_Exercise goal_:
Would you write the data out once more, exactly as it is?

Data for review below:

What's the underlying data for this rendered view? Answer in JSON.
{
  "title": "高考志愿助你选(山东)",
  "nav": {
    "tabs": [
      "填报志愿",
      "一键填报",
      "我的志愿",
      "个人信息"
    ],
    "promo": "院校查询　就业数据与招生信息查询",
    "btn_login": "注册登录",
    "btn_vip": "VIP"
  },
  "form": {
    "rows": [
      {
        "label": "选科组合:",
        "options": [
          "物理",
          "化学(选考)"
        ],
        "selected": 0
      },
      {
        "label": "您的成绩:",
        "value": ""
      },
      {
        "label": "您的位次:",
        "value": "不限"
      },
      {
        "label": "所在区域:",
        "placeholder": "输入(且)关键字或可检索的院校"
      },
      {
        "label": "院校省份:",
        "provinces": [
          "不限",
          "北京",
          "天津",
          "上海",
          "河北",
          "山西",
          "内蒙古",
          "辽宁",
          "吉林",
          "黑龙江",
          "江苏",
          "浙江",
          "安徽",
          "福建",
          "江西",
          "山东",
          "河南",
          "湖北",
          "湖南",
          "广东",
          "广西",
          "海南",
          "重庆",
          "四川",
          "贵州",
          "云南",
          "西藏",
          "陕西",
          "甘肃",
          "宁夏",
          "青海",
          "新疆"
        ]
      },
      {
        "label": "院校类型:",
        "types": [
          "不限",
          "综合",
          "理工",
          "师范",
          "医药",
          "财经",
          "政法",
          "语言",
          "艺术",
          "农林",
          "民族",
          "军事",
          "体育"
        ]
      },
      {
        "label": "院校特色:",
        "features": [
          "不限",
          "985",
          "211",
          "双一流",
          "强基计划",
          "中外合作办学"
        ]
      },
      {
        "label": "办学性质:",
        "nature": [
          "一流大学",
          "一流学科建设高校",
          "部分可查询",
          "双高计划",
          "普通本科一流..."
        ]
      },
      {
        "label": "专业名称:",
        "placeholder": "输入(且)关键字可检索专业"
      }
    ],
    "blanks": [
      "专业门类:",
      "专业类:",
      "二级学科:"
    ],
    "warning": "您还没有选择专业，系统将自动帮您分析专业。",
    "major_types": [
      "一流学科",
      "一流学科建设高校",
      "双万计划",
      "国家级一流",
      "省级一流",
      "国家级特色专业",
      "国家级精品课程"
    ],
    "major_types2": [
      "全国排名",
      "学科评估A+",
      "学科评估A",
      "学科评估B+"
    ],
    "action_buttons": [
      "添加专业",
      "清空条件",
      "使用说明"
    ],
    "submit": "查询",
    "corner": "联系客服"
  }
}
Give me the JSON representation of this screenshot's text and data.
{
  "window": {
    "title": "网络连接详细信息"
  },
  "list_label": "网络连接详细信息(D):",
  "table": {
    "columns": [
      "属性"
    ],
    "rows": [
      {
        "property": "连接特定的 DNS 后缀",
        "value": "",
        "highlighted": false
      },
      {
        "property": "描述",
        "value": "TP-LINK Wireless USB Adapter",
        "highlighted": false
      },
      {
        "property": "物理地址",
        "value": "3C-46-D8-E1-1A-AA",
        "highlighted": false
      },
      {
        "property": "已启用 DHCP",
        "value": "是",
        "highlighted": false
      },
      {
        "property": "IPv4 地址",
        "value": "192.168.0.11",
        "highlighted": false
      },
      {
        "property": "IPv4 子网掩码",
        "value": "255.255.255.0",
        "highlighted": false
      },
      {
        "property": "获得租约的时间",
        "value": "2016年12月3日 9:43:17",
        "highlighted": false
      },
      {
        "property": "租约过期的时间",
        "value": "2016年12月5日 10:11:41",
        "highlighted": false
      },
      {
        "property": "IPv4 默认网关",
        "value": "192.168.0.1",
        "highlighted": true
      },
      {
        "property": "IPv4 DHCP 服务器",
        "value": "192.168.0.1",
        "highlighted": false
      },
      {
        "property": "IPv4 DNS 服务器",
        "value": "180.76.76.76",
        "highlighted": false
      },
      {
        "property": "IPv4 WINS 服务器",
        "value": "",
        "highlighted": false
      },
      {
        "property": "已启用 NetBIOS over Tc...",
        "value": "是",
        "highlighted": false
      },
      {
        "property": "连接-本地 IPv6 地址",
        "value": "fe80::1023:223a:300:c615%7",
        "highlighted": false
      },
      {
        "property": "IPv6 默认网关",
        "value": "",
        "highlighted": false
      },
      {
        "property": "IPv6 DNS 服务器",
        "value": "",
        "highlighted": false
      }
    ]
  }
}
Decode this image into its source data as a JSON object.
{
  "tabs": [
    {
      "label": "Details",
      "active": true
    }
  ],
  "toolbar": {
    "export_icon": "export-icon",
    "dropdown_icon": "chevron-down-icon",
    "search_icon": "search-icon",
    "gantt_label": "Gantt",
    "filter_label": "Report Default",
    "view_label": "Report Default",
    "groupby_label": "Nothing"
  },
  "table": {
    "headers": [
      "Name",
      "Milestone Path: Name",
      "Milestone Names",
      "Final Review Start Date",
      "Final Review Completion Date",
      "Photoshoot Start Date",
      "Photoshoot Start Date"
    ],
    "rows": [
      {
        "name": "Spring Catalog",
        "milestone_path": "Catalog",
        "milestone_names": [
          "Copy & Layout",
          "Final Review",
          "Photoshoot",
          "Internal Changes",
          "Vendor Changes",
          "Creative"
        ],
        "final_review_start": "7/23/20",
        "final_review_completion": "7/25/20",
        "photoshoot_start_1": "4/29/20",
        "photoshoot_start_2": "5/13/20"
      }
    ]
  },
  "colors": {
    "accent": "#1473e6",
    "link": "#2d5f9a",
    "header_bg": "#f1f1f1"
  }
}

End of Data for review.

_Written reply_:
What's the underlying data for this rendered view? Answer in JSON.
{
  "title": "高考志愿助你选(山东)",
  "nav": {
    "tabs": [
      "填报志愿",
      "一键填报",
      "我的志愿",
      "个人信息"
    ],
    "promo": "院校查询　就业数据与招生信息查询",
    "btn_login": "注册登录",
    "btn_vip": "VIP"
  },
  "form": {
    "rows": [
      {
        "label": "选科组合:",
        "options": [
          "物理",
          "化学(选考)"
        ],
        "selected": 0
      },
      {
        "label": "您的成绩:",
        "value": ""
      },
      {
        "label": "您的位次:",
        "value": "不限"
      },
      {
        "label": "所在区域:",
        "placeholder": "输入(且)关键字或可检索的院校"
      },
      {
        "label": "院校省份:",
        "provinces": [
          "不限",
          "北京",
          "天津",
          "上海",
          "河北",
          "山西",
          "内蒙古",
          "辽宁",
          "吉林",
          "黑龙江",
          "江苏",
          "浙江",
          "安徽",
          "福建",
          "江西",
          "山东",
          "河南",
          "湖北",
          "湖南",
          "广东",
          "广西",
          "海南",
          "重庆",
          "四川",
          "贵州",
          "云南",
          "西藏",
          "陕西",
          "甘肃",
          "宁夏",
          "青海",
          "新疆"
        ]
      },
      {
        "label": "院校类型:",
        "types": [
          "不限",
          "综合",
          "理工",
          "师范",
          "医药",
          "财经",
          "政法",
          "语言",
          "艺术",
          "农林",
          "民族",
          "军事",
          "体育"
        ]
      },
      {
        "label": "院校特色:",
        "features": [
          "不限",
          "985",
          "211",
          "双一流",
          "强基计划",
          "中外合作办学"
        ]
      },
      {
        "label": "办学性质:",
        "nature": [
          "一流大学",
          "一流学科建设高校",
          "部分可查询",
          "双高计划",
          "普通本科一流..."
        ]
      },
      {
        "label": "专业名称:",
        "placeholder": "输入(且)关键字可检索专业"
      }
    ],
    "blanks": [
      "专业门类:",
      "专业类:",
      "二级学科:"
    ],
    "warning": "您还没有选择专业，系统将自动帮您分析专业。",
    "major_types": [
      "一流学科",
      "一流学科建设高校",
      "双万计划",
      "国家级一流",
      "省级一流",
      "国家级特色专业",
      "国家级精品课程"
    ],
    "major_types2": [
      "全国排名",
      "学科评估A+",
      "学科评估A",
      "学科评估B+"
    ],
    "action_buttons": [
      "添加专业",
      "清空条件",
      "使用说明"
    ],
    "submit": "查询",
    "corner": "联系客服"
  }
}
Give me the JSON representation of this screenshot's text and data.
{
  "window": {
    "title": "网络连接详细信息"
  },
  "list_label": "网络连接详细信息(D):",
  "table": {
    "columns": [
      "属性"
    ],
    "rows": [
      {
        "property": "连接特定的 DNS 后缀",
        "value": "",
        "highlighted": false
      },
      {
        "property": "描述",
        "value": "TP-LINK Wireless USB Adapter",
        "highlighted": false
      },
      {
        "property": "物理地址",
        "value": "3C-46-D8-E1-1A-AA",
        "highlighted": false
      },
      {
        "property": "已启用 DHCP",
        "value": "是",
        "highlighted": false
      },
      {
        "property": "IPv4 地址",
        "value": "192.168.0.11",
        "highlighted": false
      },
      {
        "property": "IPv4 子网掩码",
        "value": "255.255.255.0",
        "highlighted": false
      },
      {
        "property": "获得租约的时间",
        "value": "2016年12月3日 9:43:17",
        "highlighted": false
      },
      {
        "property": "租约过期的时间",
        "value": "2016年12月5日 10:11:41",
        "highlighted": false
      },
      {
        "property": "IPv4 默认网关",
        "value": "192.168.0.1",
        "highlighted": true
      },
      {
        "property": "IPv4 DHCP 服务器",
        "value": "192.168.0.1",
        "highlighted": false
      },
      {
        "property": "IPv4 DNS 服务器",
        "value": "180.76.76.76",
        "highlighted": false
      },
      {
        "property": "IPv4 WINS 服务器",
        "value": "",
        "highlighted": false
      },
      {
        "property": "已启用 NetBIOS over Tc...",
        "value": "是",
        "highlighted": false
      },
      {
        "property": "连接-本地 IPv6 地址",
        "value": "fe80::1023:223a:300:c615%7",
        "highlighted": false
      },
      {
        "property": "IPv6 默认网关",
        "value": "",
        "highlighted": false
      },
      {
        "property": "IPv6 DNS 服务器",
        "value": "",
        "highlighted": false
      }
    ]
  }
}
Decode this image into its source data as a JSON object.
{
  "tabs": [
    {
      "label": "Details",
      "active": true
    }
  ],
  "toolbar": {
    "export_icon": "export-icon",
    "dropdown_icon": "chevron-down-icon",
    "search_icon": "search-icon",
    "gantt_label": "Gantt",
    "filter_label": "Report Default",
    "view_label": "Report Default",
    "groupby_label": "Nothing"
  },
  "table": {
    "headers": [
      "Name",
      "Milestone Path: Name",
      "Milestone Names",
      "Final Review Start Date",
      "Final Review Completion Date",
      "Photoshoot Start Date",
      "Photoshoot Start Date"
    ],
    "rows": [
      {
        "name": "Spring Catalog",
        "milestone_path": "Catalog",
        "milestone_names": [
          "Copy & Layout",
          "Final Review",
          "Photoshoot",
          "Internal Changes",
          "Vendor Changes",
          "Creative"
        ],
        "final_review_start": "7/23/20",
        "final_review_completion": "7/25/20",
        "photoshoot_start_1": "4/29/20",
        "photoshoot_start_2": "5/13/20"
      }
    ]
  },
  "colors": {
    "accent": "#1473e6",
    "link": "#2d5f9a",
    "header_bg": "#f1f1f1"
  }
}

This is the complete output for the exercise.